This is the second time in a year that Venezuela’s political turbulence has reached crisis levels. Last April, Chavez was briefly ousted in a three-day coup. He emerged weaker, but still determined to pursue a stridently left-wing agenda.
The impact of the latest crisis on the oil market should not be underestimated. When he won the 2000 elections, Chavez overturned Venezuela’s traditionally lax approach to OPEC price policy by enforcing stringent production quotas and forging a strong alliance with Saudi Arabia and Iran. The organisation’s first show of real unity in 20 years helped drag the oil price up to more than $30 a barrel.
Oil is the driving force behind Venezuela’s economy, representing more than 70 per cent of government revenues. Chavez’ price policy was always aimed at financing an ambitious programme of social and economic reform – a programme vehemently opposed by upper and middle class Venezuelans.
So it seems ironic that state oil company Petroleos de Venezuela (PDV) has been at the heart of opposition to Chavez.
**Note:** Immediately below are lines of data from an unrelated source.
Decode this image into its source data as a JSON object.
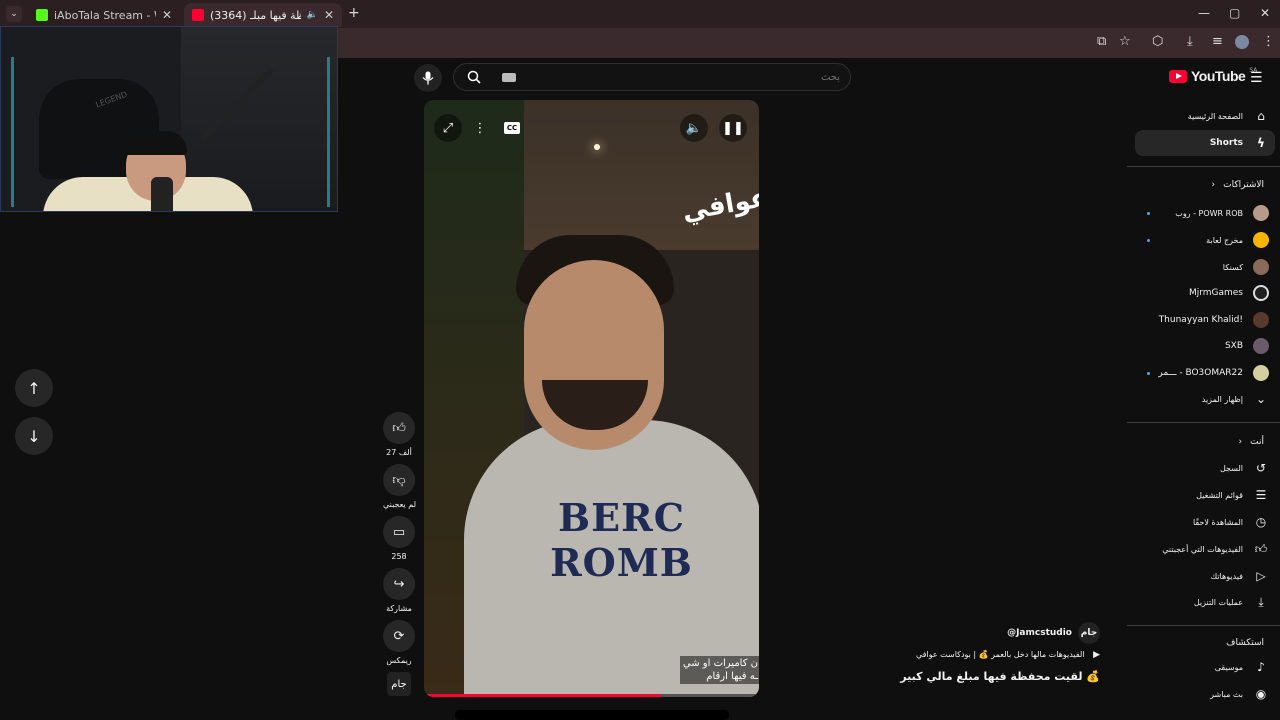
{
  "browser": {
    "tabs": [
      {
        "label": "iAboTala Stream - Watch Live o",
        "favicon_color": "#53fc18"
      },
      {
        "label": "(3364) لقيت محفظة فيها مبلـ",
        "favicon_color": "#ff0033"
      }
    ],
    "new_tab": "+",
    "window_controls": [
      "—",
      "▢",
      "✕"
    ]
  },
  "youtube": {
    "logo_text": "YouTube",
    "logo_sup": "SA",
    "search_placeholder": "بحث",
    "sidebar": {
      "main": [
        {
          "label": "الصفحة الرئيسية",
          "icon": "home-icon"
        },
        {
          "label": "Shorts",
          "icon": "shorts-icon"
        }
      ],
      "subscriptions_title": "الاشتراكات",
      "subscriptions": [
        {
          "label": "روب - POWR ROB",
          "avatar_color": "#b89a8a",
          "dot": true
        },
        {
          "label": "مخرج لعابة",
          "avatar_color": "#f5b400",
          "dot": true
        },
        {
          "label": "كسنكا",
          "avatar_color": "#8a6a5a",
          "dot": false
        },
        {
          "label": "MjrmGames",
          "avatar_color": "#1e1e1e",
          "dot": false
        },
        {
          "label": "Thunayyan Khalid!",
          "avatar_color": "#5a3a2a",
          "dot": false
        },
        {
          "label": "SXB",
          "avatar_color": "#6a5a6a",
          "dot": false
        },
        {
          "label": "ـــمر - BO3OMAR22",
          "avatar_color": "#d4cfa0",
          "dot": true
        }
      ],
      "show_more": "إظهار المزيد",
      "you_title": "أنت",
      "you": [
        {
          "label": "السجل",
          "icon": "history-icon"
        },
        {
          "label": "قوائم التشغيل",
          "icon": "playlists-icon"
        },
        {
          "label": "المشاهدة لاحقًا",
          "icon": "watch-later-icon"
        },
        {
          "label": "الفيديوهات التي أعجبتني",
          "icon": "liked-videos-icon"
        },
        {
          "label": "فيديوهاتك",
          "icon": "your-videos-icon"
        },
        {
          "label": "عمليات التنزيل",
          "icon": "downloads-icon"
        }
      ],
      "explore_title": "استكشاف",
      "explore": [
        {
          "label": "موسيقى",
          "icon": "music-icon"
        },
        {
          "label": "بث مباشر",
          "icon": "live-icon"
        }
      ]
    },
    "short": {
      "overlay_logo": "عوافي",
      "chest_text": "BERC ROMB",
      "caption_line1": "ن كاميرات او شي",
      "caption_line2": "ـه فيها ارقام",
      "progress": 0.71,
      "actions": {
        "likes": "27 ألف",
        "dislike": "لم يعجبني",
        "comments": "258",
        "share": "مشاركة",
        "remix": "ريمكس"
      },
      "channel_mark": "جام",
      "handle": "@Jamcstudio",
      "playlist": "الفيديوهات مالها دخل بالعمر 💰 | بودكاست عوافي",
      "title": "لقيت محفظة فيها مبلغ مالي كبير 💰"
    }
  },
  "webcam": {
    "chair_brand": "LEGEND"
  }
}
It has been the PDV strike, which started on 2 December, which has had a greater impact than any other.
Domestically, it has caused delays of several days to petrol supplies, leading to food shortages and an economic collapse. Internationally, it has caused an oil supply shortfall and pushed the oil price through the roof.
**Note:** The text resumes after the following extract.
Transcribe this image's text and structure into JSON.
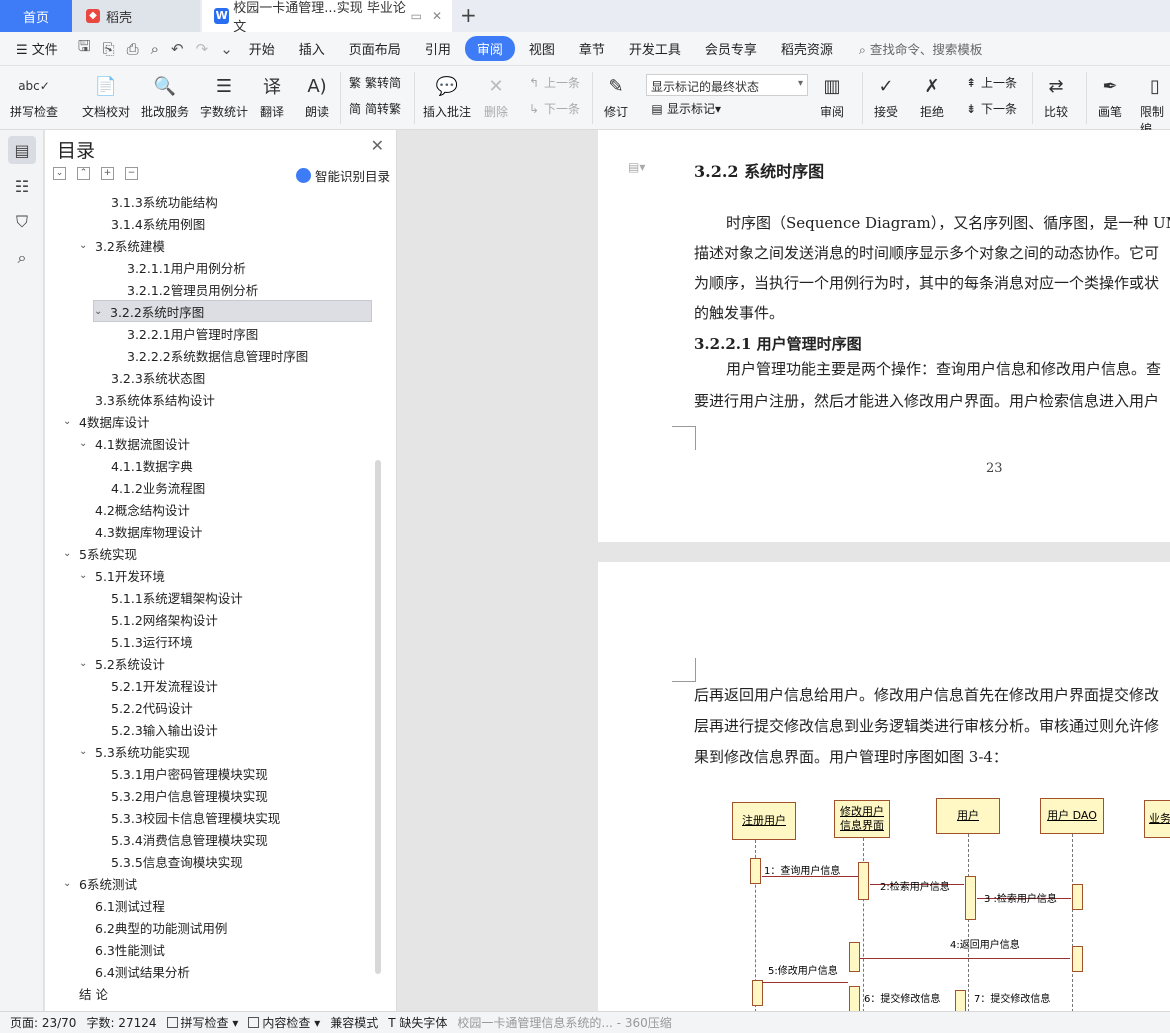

The strike has taken roughly 2 million b/d out of the global market at a time when supply concerns are already high over the situation in Iraq. There are further concerns that OPEC spare output capacity is already becoming stretched. And adding to the problem, the Venezuelan crude used in US refineries tends to be more sour than the crude other OPEC members could supply to replace it.
For Chavez, regaining control of the oil company is of the utmost importance. After failing to break the strike by military means or by sacking striking workers, he has resorted to other techniques. In late December he announced that thousands of Brazilian oil workers had been drafted in to bring output back up to near pre-strike levels. Critics said that production had actually fallen to around 200,000 b/d and the imported labour was not a success.
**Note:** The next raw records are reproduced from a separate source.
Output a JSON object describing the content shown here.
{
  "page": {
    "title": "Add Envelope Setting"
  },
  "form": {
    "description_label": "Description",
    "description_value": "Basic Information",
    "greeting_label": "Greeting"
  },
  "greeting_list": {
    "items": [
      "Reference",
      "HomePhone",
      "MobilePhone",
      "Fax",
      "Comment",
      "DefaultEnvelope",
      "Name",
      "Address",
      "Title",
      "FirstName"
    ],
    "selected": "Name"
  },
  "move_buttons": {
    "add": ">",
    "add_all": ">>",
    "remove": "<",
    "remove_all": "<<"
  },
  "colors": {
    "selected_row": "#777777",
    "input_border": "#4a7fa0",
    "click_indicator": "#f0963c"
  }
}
A new tactic was revealed in early January. Oil Minister Rafael Ramirez announced that PDV was to be split into two companies representing its eastern and western operations. Chavez, with typical panache, proclaimed himself ‘oil commander’ and said the changes would create a new and patriotic oil company.
‘This would seem to be a Chavez political manoeuvre,’ says Petroleum Intelligence Weekly editor Peter Kemp. ‘He is suggesting a massive restructuring ostensibly to make the company more nimble. I think this is a transparent move to get rid of the white-collar technocrats at PDV who oppose his Bolivarian politics.’
But even if PDV remains unified and the strike ends, analysts say it will take months to restore Venezuelan production capacity – variously put as between 3 million-4 million b/d. Capacity is a hot topic at PDV, where executives have often complained that funnelling oil money into the economy has denied PDV the investment it needs to maintain and expand production facilities.
‘Nobody knows what the situation really is,’ says Kemp. ‘Investment upstream has stalled over the past three years and many oil facilities were closed perfunctorily when PDV went on strike and have not been properly managed since. That could mean they have been damaged.’
OPEC’s eye will remain on Venezuela in the hope that Chavez survives. Without the flamboyant ex-paratrooper, Venezuelan oil policy is likely to revert to the high production position of old, driving down prices and creating more discord in OPEC. However, a new oil policy would be tempered by two emerging developments: Venezuela’s newly reduced capacity; and Caracas’ need for cash once the crisis is passed.
In the interim, other OPEC members can relish the high prices and extra leeway on quota discipline afforded them by the PDV strike. This crisis has proved itself more important to oil markets than the one unfolding in the Gulf, with Chavez taking over from Iraqi President Saddam Hussein as the joker in OPEC’s pack. Like the Iraqi leader, Chavez fights well from a corner – something he proved last April. No elections are scheduled in Venezuela until 2006 and the constitution will not allow them to be brought forward.
Efforts to negotiate an end to the crisis have now been sheepishly joined by the US, whose tacit support of the April coup left it standing red faced on the sidelines. In mid January, it announced a new initiative to end the strike involving a constitutional amendment to allow fresh elections. It remains to be seen, however, whether Washington can deal more effectively with the joker of Caracas than it has with the knave of Baghdad.